▸ **Required work**
Could you restate the entries below word for word?

━━ Data for the task ━━

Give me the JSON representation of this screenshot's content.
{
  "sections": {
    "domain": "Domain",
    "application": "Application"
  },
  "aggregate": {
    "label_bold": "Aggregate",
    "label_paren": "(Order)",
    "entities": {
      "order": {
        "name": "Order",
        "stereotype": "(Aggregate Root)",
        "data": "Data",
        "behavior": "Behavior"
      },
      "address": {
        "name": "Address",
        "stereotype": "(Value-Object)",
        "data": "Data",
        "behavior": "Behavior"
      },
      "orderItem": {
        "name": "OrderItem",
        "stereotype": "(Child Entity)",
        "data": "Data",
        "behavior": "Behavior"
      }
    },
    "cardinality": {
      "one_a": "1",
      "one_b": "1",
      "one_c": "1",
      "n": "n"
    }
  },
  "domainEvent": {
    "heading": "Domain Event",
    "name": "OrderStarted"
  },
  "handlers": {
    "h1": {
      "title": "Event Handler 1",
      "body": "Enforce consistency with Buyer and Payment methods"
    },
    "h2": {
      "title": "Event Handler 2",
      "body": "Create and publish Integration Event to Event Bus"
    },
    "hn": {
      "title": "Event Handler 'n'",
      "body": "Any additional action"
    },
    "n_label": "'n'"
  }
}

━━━

▸ **Reply to the exercise**
Give me the JSON representation of this screenshot's content.
{
  "sections": {
    "domain": "Domain",
    "application": "Application"
  },
  "aggregate": {
    "label_bold": "Aggregate",
    "label_paren": "(Order)",
    "entities": {
      "order": {
        "name": "Order",
        "stereotype": "(Aggregate Root)",
        "data": "Data",
        "behavior": "Behavior"
      },
      "address": {
        "name": "Address",
        "stereotype": "(Value-Object)",
        "data": "Data",
        "behavior": "Behavior"
      },
      "orderItem": {
        "name": "OrderItem",
        "stereotype": "(Child Entity)",
        "data": "Data",
        "behavior": "Behavior"
      }
    },
    "cardinality": {
      "one_a": "1",
      "one_b": "1",
      "one_c": "1",
      "n": "n"
    }
  },
  "domainEvent": {
    "heading": "Domain Event",
    "name": "OrderStarted"
  },
  "handlers": {
    "h1": {
      "title": "Event Handler 1",
      "body": "Enforce consistency with Buyer and Payment methods"
    },
    "h2": {
      "title": "Event Handler 2",
      "body": "Create and publish Integration Event to Event Bus"
    },
    "hn": {
      "title": "Event Handler 'n'",
      "body": "Any additional action"
    },
    "n_label": "'n'"
  }
}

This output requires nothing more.